RECORDS SHOWN:

——

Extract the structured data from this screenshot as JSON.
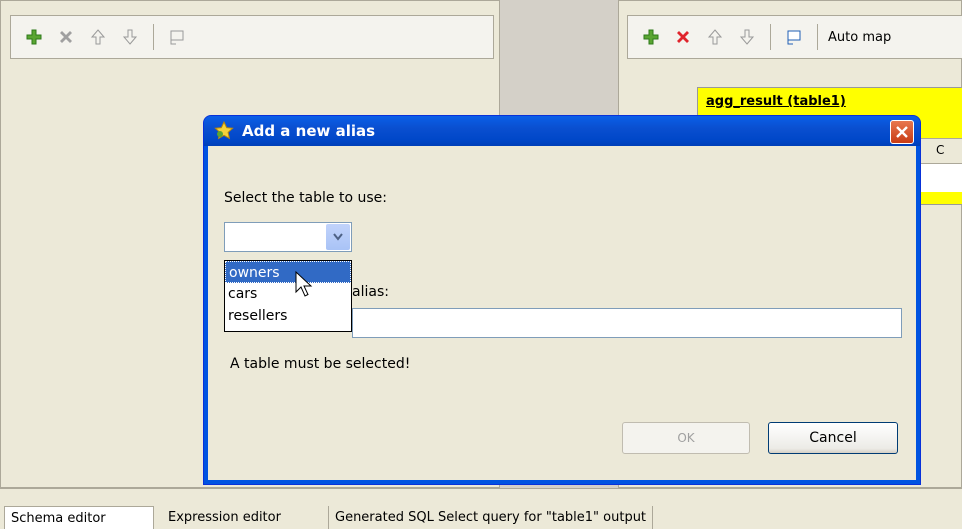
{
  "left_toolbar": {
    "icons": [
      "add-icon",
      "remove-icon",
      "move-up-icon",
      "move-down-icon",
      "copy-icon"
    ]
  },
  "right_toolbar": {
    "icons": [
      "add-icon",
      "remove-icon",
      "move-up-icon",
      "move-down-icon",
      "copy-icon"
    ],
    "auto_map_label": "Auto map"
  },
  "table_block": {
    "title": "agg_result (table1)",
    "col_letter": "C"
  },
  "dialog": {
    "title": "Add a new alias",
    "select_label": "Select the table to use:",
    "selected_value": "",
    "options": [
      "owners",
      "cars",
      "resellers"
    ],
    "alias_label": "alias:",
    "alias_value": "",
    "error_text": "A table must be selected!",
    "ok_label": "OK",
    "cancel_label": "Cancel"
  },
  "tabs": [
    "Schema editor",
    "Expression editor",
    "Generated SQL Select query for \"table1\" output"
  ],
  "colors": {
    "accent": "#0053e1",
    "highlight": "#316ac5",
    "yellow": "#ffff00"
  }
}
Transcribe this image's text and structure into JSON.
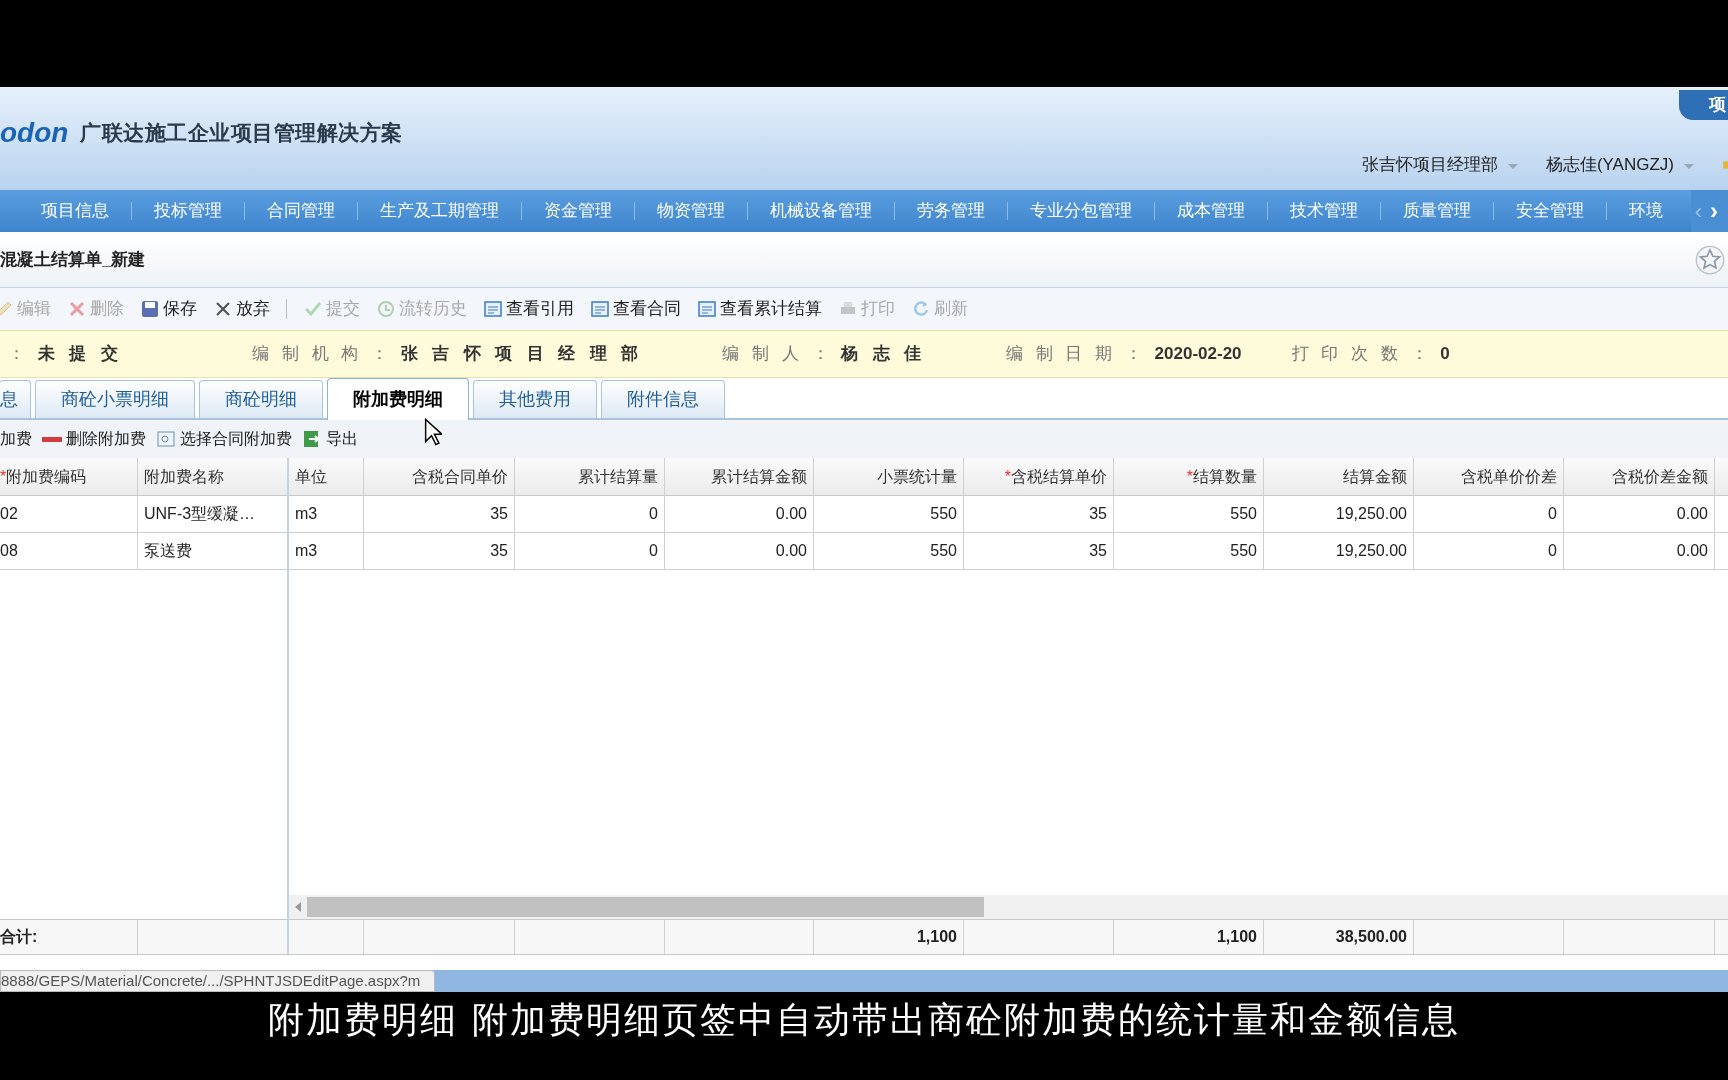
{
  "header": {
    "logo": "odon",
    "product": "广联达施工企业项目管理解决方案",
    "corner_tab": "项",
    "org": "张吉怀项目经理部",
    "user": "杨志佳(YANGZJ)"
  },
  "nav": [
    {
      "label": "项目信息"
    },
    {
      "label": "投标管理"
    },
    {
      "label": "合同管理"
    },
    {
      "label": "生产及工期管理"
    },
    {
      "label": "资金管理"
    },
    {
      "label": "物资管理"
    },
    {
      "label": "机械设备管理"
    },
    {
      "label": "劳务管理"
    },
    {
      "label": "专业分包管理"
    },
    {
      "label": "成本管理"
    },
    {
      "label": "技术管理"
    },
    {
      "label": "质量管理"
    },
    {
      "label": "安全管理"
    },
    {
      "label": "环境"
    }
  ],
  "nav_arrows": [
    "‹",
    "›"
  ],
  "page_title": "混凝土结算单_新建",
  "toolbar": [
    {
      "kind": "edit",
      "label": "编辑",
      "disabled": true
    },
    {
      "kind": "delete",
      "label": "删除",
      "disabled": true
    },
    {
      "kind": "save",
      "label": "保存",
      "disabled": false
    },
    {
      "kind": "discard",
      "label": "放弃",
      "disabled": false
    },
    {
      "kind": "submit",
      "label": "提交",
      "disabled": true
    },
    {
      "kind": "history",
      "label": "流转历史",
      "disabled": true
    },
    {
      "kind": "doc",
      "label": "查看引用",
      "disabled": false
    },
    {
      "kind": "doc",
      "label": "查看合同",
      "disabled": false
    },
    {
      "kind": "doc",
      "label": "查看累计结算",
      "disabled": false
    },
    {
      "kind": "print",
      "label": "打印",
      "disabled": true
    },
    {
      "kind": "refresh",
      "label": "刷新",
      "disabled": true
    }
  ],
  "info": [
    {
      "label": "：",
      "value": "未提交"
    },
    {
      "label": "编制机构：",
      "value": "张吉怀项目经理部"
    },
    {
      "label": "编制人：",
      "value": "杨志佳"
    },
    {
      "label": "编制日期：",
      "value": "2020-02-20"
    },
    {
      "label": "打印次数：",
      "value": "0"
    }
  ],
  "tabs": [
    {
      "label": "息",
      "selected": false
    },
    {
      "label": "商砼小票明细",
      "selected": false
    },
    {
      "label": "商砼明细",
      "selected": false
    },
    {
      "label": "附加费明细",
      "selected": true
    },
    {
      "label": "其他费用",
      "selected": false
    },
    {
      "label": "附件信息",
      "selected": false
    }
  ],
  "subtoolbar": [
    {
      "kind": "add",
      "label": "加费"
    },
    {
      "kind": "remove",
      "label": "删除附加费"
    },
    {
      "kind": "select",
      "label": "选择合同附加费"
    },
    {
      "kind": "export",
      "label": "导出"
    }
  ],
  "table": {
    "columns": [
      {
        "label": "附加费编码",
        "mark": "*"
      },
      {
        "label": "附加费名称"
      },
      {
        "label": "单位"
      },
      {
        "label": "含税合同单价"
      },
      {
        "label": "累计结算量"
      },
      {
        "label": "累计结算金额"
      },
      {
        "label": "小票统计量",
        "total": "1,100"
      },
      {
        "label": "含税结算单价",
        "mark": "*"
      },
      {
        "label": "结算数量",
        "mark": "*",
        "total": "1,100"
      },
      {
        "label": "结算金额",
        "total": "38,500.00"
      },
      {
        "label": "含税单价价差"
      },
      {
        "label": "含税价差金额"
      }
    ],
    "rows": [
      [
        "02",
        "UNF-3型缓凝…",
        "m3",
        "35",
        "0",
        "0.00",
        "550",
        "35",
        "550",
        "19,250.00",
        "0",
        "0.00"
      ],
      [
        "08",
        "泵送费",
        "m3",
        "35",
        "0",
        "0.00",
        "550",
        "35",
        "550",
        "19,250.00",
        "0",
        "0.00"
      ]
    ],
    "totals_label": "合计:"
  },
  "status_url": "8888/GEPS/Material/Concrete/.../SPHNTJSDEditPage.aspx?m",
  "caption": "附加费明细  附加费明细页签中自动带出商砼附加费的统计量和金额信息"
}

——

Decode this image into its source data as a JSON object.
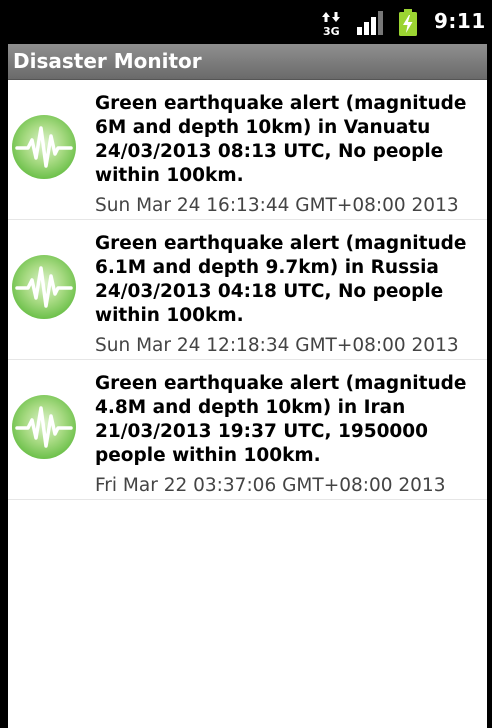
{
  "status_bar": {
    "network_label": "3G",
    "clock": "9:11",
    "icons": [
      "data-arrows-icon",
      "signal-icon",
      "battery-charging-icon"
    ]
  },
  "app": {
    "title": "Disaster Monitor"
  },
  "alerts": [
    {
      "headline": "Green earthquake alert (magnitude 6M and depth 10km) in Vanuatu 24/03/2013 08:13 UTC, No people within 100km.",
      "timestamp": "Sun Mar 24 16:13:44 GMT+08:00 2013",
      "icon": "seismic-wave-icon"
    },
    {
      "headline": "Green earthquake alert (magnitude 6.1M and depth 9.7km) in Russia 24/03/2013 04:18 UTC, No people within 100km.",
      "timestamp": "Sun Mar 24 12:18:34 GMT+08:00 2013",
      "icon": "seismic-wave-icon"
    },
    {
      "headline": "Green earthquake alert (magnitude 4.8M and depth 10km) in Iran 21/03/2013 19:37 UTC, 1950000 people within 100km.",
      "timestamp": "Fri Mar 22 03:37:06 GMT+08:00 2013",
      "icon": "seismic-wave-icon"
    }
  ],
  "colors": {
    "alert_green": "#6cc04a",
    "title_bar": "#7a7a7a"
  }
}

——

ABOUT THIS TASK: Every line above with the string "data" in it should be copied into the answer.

WORKED SOLUTION:
Extract the structured data from this screenshot as JSON.
Decode this image into its source data as a JSON object.
      "data-arrows-icon",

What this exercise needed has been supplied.